Nor to anyone who's been reading this blog over the past two years. Isn't it great to be ahead of the curve? Now, if we could just wake up our liberal friends on the other side of the aisle...
Don't color Veronique de Rugy shocked, shocked to find that government spending crowds out private investment, but the results of the new study by Harvard Business School will certainly shock some Keynesian academics — and high-ranking government officials. Instead of providing a stimulating effect to the economy, government spending creates pressures on private industry to reduce staff and investment. The study's authors count themselves as among the shocked:
Recent research at Harvard Business School began with the premise that as a state's congressional delegation grew in stature and power in Washington, D.C., local businesses would benefit from the increased federal spending sure to come their way.
It turned out quite the opposite. In fact, professors Lauren Cohen, Joshua Coval, and Christopher Malloy discovered to their surprise that companies experienced lower sales and retrenched by cutting payroll, R&D, and other expenses. Indeed, in the years that followed a congressman's ascendancy to the chairmanship of a powerful committee, the average firm in his state cut back capital expenditures by roughly 15 percent, according to their working paper, "Do Powerful Politicians Cause Corporate Downsizing?"
"It was an enormous surprise, at least to us, to learn that the average firm in the chairman's state did not benefit at all from the unanticipated increase in spending," Coval reports.
This surprising result does not come from a misapprehension about pork and its relation to the chairmanships of the committees. Indeed, the study shows that pork dollars flow in mighty streams from those chairs to home districts and states. It's not just earmarks, either, but also legislative expenditures that increase:
The average state experiences a 40 to 50 percent increase in earmark spending if its senator becomes chair of one of the top-three congressional committees. In the House, the average is around 20 percent.

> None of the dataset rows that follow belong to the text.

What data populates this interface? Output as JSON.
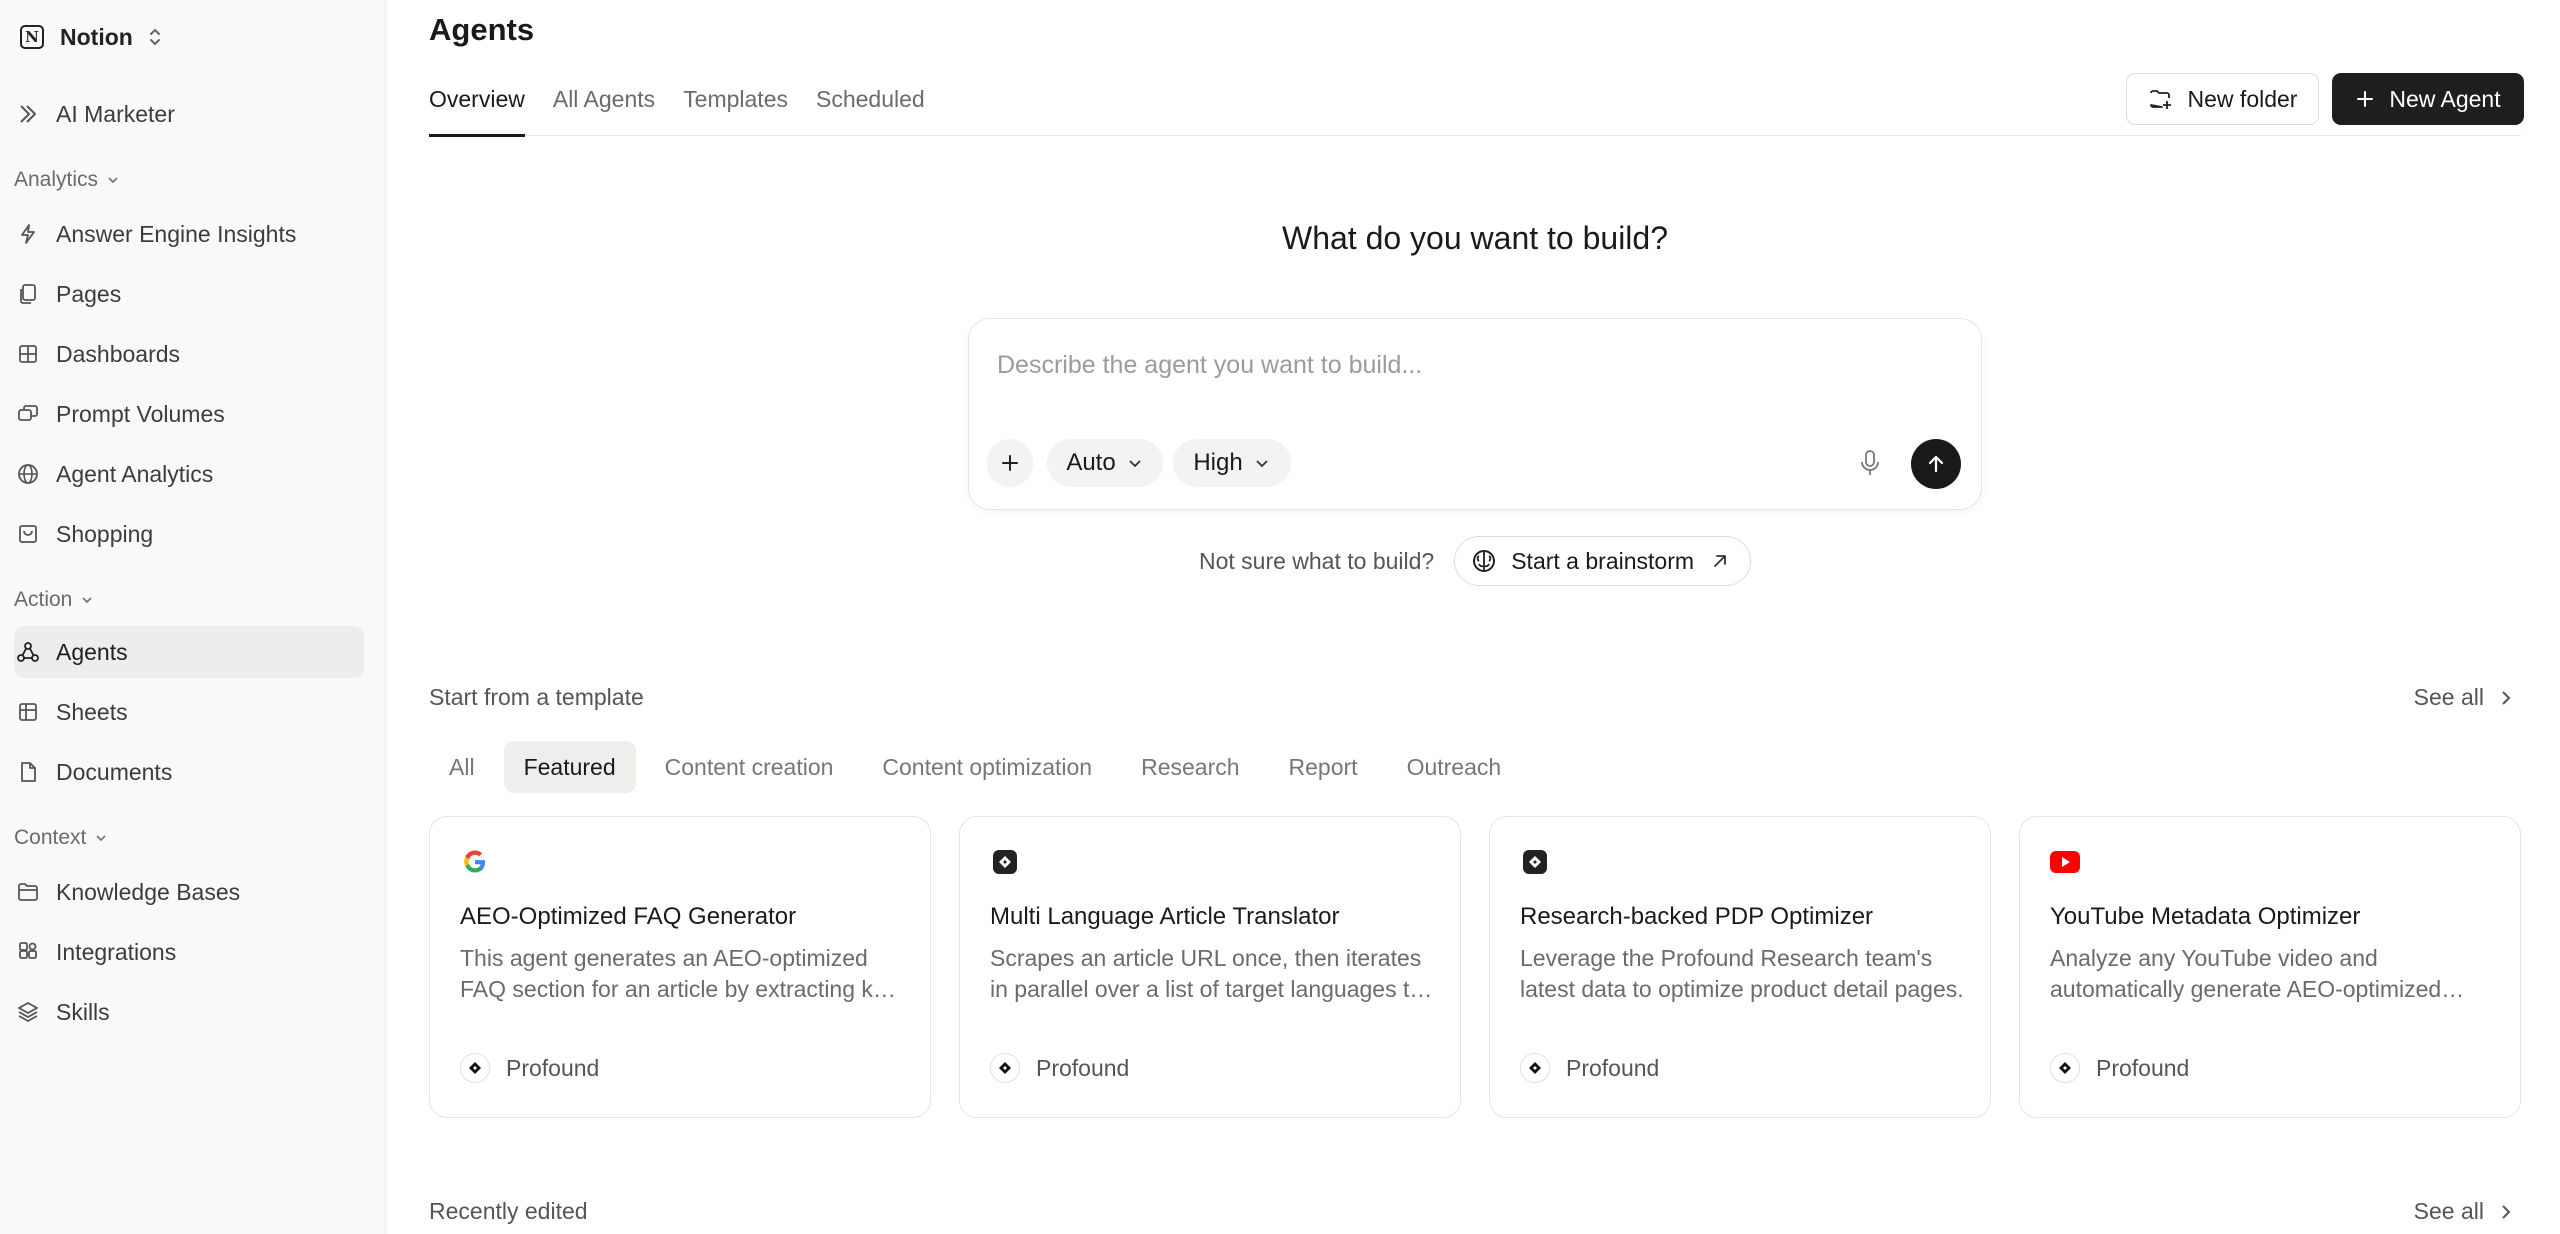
{
  "workspace": {
    "name": "Notion"
  },
  "sidebar": {
    "top_item": {
      "label": "AI Marketer",
      "icon": "profound-icon"
    },
    "sections": [
      {
        "label": "Analytics",
        "items": [
          {
            "label": "Answer Engine Insights",
            "icon": "lightning-icon"
          },
          {
            "label": "Pages",
            "icon": "pages-icon"
          },
          {
            "label": "Dashboards",
            "icon": "grid-icon"
          },
          {
            "label": "Prompt Volumes",
            "icon": "chat-icon"
          },
          {
            "label": "Agent Analytics",
            "icon": "globe-icon"
          },
          {
            "label": "Shopping",
            "icon": "bag-icon"
          }
        ]
      },
      {
        "label": "Action",
        "items": [
          {
            "label": "Agents",
            "icon": "agents-icon",
            "active": true
          },
          {
            "label": "Sheets",
            "icon": "table-icon"
          },
          {
            "label": "Documents",
            "icon": "document-icon"
          }
        ]
      },
      {
        "label": "Context",
        "items": [
          {
            "label": "Knowledge Bases",
            "icon": "folder-icon"
          },
          {
            "label": "Integrations",
            "icon": "integrations-icon"
          },
          {
            "label": "Skills",
            "icon": "layers-icon"
          }
        ]
      }
    ]
  },
  "header": {
    "title": "Agents",
    "tabs": [
      "Overview",
      "All Agents",
      "Templates",
      "Scheduled"
    ],
    "active_tab": "Overview",
    "new_folder_label": "New folder",
    "new_agent_label": "New Agent"
  },
  "builder": {
    "heading": "What do you want to build?",
    "placeholder": "Describe the agent you want to build...",
    "model_option": "Auto",
    "effort_option": "High",
    "brainstorm_question": "Not sure what to build?",
    "brainstorm_label": "Start a brainstorm"
  },
  "templates": {
    "title": "Start from a template",
    "see_all": "See all",
    "filters": [
      "All",
      "Featured",
      "Content creation",
      "Content optimization",
      "Research",
      "Report",
      "Outreach"
    ],
    "active_filter": "Featured",
    "cards": [
      {
        "title": "AEO-Optimized FAQ Generator",
        "description": "This agent generates an AEO-optimized FAQ section for an article by extracting key questions and answers.",
        "author": "Profound",
        "icon": "google-icon"
      },
      {
        "title": "Multi Language Article Translator",
        "description": "Scrapes an article URL once, then iterates in parallel over a list of target languages to translate it.",
        "author": "Profound",
        "icon": "profound-icon"
      },
      {
        "title": "Research-backed PDP Optimizer",
        "description": "Leverage the Profound Research team's latest data to optimize product detail pages.",
        "author": "Profound",
        "icon": "profound-icon"
      },
      {
        "title": "YouTube Metadata Optimizer",
        "description": "Analyze any YouTube video and automatically generate AEO-optimized metadata.",
        "author": "Profound",
        "icon": "youtube-icon"
      }
    ]
  },
  "recent": {
    "title": "Recently edited",
    "see_all": "See all"
  },
  "colors": {
    "primary_button": "#1e1e1e",
    "sidebar_bg": "#f9f9f8",
    "active_item_bg": "#ededeb",
    "youtube_red": "#ff0000"
  }
}
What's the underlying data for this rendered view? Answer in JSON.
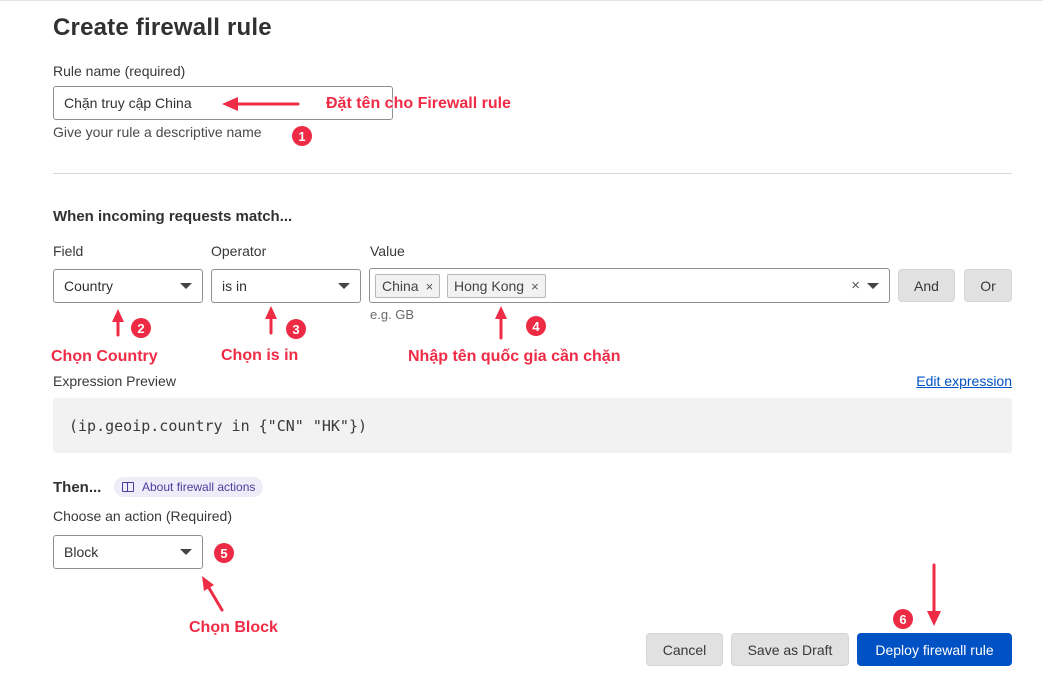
{
  "page": {
    "title": "Create firewall rule"
  },
  "rule_name": {
    "label": "Rule name (required)",
    "value": "Chặn truy cập China",
    "help": "Give your rule a descriptive name"
  },
  "match": {
    "heading": "When incoming requests match...",
    "field": {
      "label": "Field",
      "value": "Country"
    },
    "operator": {
      "label": "Operator",
      "value": "is in"
    },
    "value": {
      "label": "Value",
      "chips": [
        "China",
        "Hong Kong"
      ],
      "chip_remove": "×",
      "clear": "×",
      "hint": "e.g. GB"
    },
    "and_label": "And",
    "or_label": "Or"
  },
  "expression": {
    "label": "Expression Preview",
    "edit_link": "Edit expression",
    "code": "(ip.geoip.country in {\"CN\" \"HK\"})"
  },
  "then": {
    "heading": "Then...",
    "about_link": "About firewall actions",
    "action_label": "Choose an action (Required)",
    "action_value": "Block"
  },
  "footer": {
    "cancel": "Cancel",
    "save_draft": "Save as Draft",
    "deploy": "Deploy firewall rule"
  },
  "annotations": {
    "note_name": "Đặt tên cho Firewall rule",
    "note_country": "Chọn Country",
    "note_operator": "Chọn is in",
    "note_value": "Nhập tên quốc gia cần chặn",
    "note_block": "Chọn Block",
    "badges": [
      "1",
      "2",
      "3",
      "4",
      "5",
      "6"
    ],
    "color": "#ef2b46"
  },
  "colors": {
    "primary": "#0051c3",
    "annotation": "#ef2b46"
  },
  "icons": {
    "select_caret": "caret-down-icon",
    "about": "book-icon",
    "arrow": "arrow-icon"
  }
}
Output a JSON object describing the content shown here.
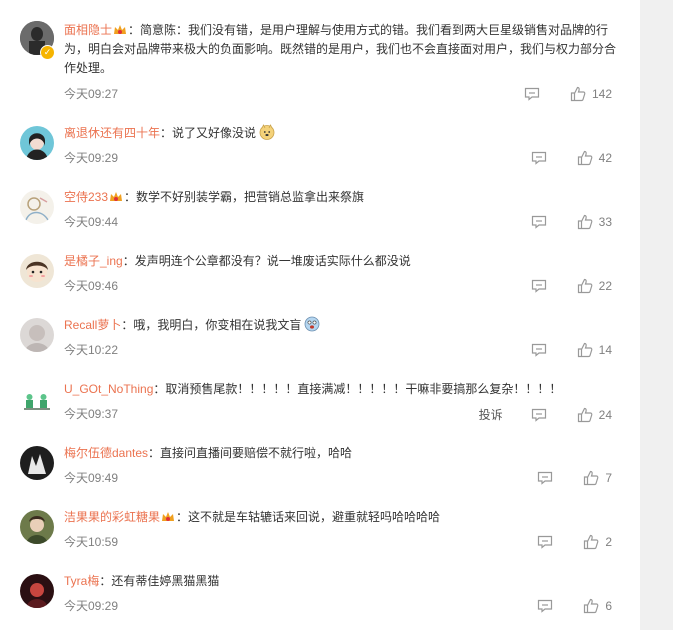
{
  "comments": [
    {
      "user": "面相隐士",
      "text": "：简意陈：我们没有错，是用户理解与使用方式的错。我们看到两大巨星级销售对品牌的行为，明白会对品牌带来极大的负面影响。既然错的是用户，我们也不会直接面对用户，我们与权力部分合作处理。",
      "time": "今天09:27",
      "likes": "142",
      "avatar": "avatar-statue",
      "verified": true,
      "crown": true
    },
    {
      "user": "离退休还有四十年",
      "text": "：说了又好像没说",
      "time": "今天09:29",
      "likes": "42",
      "avatar": "avatar-girl-blue",
      "emoji": "doge-emoji"
    },
    {
      "user": "空侍233",
      "text": "：数学不好别装学霸，把营销总监拿出来祭旗",
      "time": "今天09:44",
      "likes": "33",
      "avatar": "avatar-sketch",
      "crown": true
    },
    {
      "user": "是橘子_ing",
      "text": "：发声明连个公章都没有？说一堆废话实际什么都没说",
      "time": "今天09:46",
      "likes": "22",
      "avatar": "avatar-cartoon-girl"
    },
    {
      "user": "Recall萝卜",
      "text": "：哦，我明白，你变相在说我文盲",
      "time": "今天10:22",
      "likes": "14",
      "avatar": "avatar-blurry",
      "emoji": "scared-emoji"
    },
    {
      "user": "U_GOt_NoThing",
      "text": "：取消预售尾款！！！！！直接满减！！！！！干嘛非要搞那么复杂！！！！",
      "time": "今天09:37",
      "likes": "24",
      "avatar": "avatar-plants",
      "report": "投诉"
    },
    {
      "user": "梅尔伍德dantes",
      "text": "：直接问直播间要赔偿不就行啦，哈哈",
      "time": "今天09:49",
      "likes": "7",
      "avatar": "avatar-dark"
    },
    {
      "user": "洁果果的彩虹糖果",
      "text": "：这不就是车轱辘话来回说，避重就轻吗哈哈哈哈",
      "time": "今天10:59",
      "likes": "2",
      "avatar": "avatar-green",
      "crown": true
    },
    {
      "user": "Tyra梅",
      "text": "：还有蒂佳婷黑猫黑猫",
      "time": "今天09:29",
      "likes": "6",
      "avatar": "avatar-red"
    }
  ],
  "colors": {
    "username": "#eb7350",
    "meta": "#808080",
    "scrollbar": "#f0f0f0"
  }
}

For broader measures of spending, such as discretionary state-level federal transfers, the increase from being represented by a powerful senator is around 10 percent.
In the year that follows a congressman's ascendancy, the average firm in his state cuts back capital expenditures by roughly 15 percent.
There is some evidence that firms scale back their employment and experience a decline in sales growth.
If this seems counterintuitive, it might be from marinating too long in Beltway conventional wisdom. When private entities (citizens or businesses) retain capital, it gets used in a more rational manner, mainly because the entity has competitive incentives to use capital wisely and efficiently. The private entity also has his own interests in mind, and can act quickly to use the capital to its best application. Private entities innovate and look to create and expand markets, creating more growth.
In comparison, government moves much slower with capital. It generally works to its own benefit and not that of private entities. Lacking competition, there is no incentive for efficiency. Most importantly, it rarely creates new markets or growth but instead creates a spoils system that ends up reorganizing the status quo to favor some and disfavor others.
All of that is certainly true in the long-term sense. It now appears true in the short-term sense as well, despite the immediate application of government funds to specific areas. If this study is true, it calls into question the entire concept of Keynesian stimulus, and it shows that the Obama administration has gone in an entirely wrong direction both in concept and in practical terms in attempting to create economic growth. The best way to achieve growth appears to be to eliminate government interventions and to keep capital in the hands of the private sector. And that's no shock at all to anyone who pays attention to economics.
There's my two cents.